Knowles used a viewshed analysis to infer what geographic obstructions would have occluded Lee’s vision of the battlefield of Gettysburg on the morning of Pickett’s fateful charge. Her analysis of the changing architecture of Auschwitz, meanwhile, demonstrates how lofty Nazi ideals often gave way to the pragmatic needs of genocide, embodying the “banality of evil” author Hannah Arendt ascribed to Holocaust organizer Adolf Eichmann.
Joining Knowles for this live video conference were graduate students from the University of Maine’s all-online Digital Curation program, which walks students through the phases of collecting, representing, accessing, and preserving digital material. Students and alumni beamed in from as far as Mexico and Tanzania for this teleconference, lending an appropriately international perspective to issues of global geopolitics. Their contributions touched on current and potential uses of geographic data in tracking health care in rural Maine, evidence for the International Criminal Tribunal, and an international missing persons database.
Knowles’ presentation touched on other techniques taught in the digital curation program, including the crowdsourcing of metadata keywords to describe recorded testimonies of Holocaust survivors in the Shoah archive. Knowles showed how to map these recordings in a semantic rather than spatial way, correlating references to the various concentration camps with other keywords denoting transport, hunger, and companionship.

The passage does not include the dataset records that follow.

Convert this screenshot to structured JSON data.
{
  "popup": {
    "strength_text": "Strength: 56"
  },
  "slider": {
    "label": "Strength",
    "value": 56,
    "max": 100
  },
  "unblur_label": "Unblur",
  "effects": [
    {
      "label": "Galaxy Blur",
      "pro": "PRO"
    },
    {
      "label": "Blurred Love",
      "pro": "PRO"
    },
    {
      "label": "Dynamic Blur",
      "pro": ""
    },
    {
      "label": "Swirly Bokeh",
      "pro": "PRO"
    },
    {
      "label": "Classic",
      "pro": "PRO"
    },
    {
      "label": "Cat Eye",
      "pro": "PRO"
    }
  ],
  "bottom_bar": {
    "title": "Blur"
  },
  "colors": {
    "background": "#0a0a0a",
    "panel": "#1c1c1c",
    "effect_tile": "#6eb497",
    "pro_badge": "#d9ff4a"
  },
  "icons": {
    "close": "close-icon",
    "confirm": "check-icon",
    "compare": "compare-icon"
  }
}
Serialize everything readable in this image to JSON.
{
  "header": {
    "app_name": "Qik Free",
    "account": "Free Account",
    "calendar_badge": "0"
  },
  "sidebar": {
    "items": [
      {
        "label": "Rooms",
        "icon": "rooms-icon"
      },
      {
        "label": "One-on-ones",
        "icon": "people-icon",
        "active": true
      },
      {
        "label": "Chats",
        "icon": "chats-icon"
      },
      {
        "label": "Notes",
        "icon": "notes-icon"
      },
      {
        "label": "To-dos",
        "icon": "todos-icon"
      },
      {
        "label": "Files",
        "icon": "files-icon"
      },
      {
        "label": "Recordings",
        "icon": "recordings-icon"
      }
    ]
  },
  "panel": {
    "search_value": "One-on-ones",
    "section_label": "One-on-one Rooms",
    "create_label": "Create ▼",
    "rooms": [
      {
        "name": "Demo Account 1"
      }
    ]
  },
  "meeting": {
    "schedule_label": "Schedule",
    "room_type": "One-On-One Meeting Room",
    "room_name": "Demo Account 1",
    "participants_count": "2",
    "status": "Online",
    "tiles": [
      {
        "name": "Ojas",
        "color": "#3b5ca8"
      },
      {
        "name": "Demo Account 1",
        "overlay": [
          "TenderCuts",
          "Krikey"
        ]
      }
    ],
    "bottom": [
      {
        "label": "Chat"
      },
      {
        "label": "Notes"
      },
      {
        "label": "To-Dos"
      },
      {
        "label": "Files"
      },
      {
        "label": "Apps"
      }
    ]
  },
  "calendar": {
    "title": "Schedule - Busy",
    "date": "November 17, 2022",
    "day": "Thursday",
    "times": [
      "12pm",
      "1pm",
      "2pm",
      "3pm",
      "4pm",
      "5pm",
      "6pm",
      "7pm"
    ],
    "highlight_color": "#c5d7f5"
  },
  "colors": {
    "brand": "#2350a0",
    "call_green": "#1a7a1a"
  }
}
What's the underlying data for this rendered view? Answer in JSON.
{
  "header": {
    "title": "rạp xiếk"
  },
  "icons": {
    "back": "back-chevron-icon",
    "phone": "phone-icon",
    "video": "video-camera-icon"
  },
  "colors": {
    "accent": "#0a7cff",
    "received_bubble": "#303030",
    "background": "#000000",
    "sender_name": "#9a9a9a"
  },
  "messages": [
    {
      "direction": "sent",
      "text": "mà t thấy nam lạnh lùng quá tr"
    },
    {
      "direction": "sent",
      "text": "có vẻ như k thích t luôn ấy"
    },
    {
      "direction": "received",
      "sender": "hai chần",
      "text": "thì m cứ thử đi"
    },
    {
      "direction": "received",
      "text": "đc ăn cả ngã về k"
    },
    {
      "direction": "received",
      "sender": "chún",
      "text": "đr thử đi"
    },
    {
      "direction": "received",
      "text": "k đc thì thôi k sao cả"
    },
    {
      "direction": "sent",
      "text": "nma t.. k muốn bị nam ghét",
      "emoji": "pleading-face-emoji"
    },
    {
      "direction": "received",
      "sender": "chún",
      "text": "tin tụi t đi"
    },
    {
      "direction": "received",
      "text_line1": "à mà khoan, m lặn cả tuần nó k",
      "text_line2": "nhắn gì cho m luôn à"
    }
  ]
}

This spring the Digital Curation program offers online classes in metadata (DIG 510) and digital preservation (DIG 550) starting January 18th. For more information, visit DigitalCuration.UMaine.edu.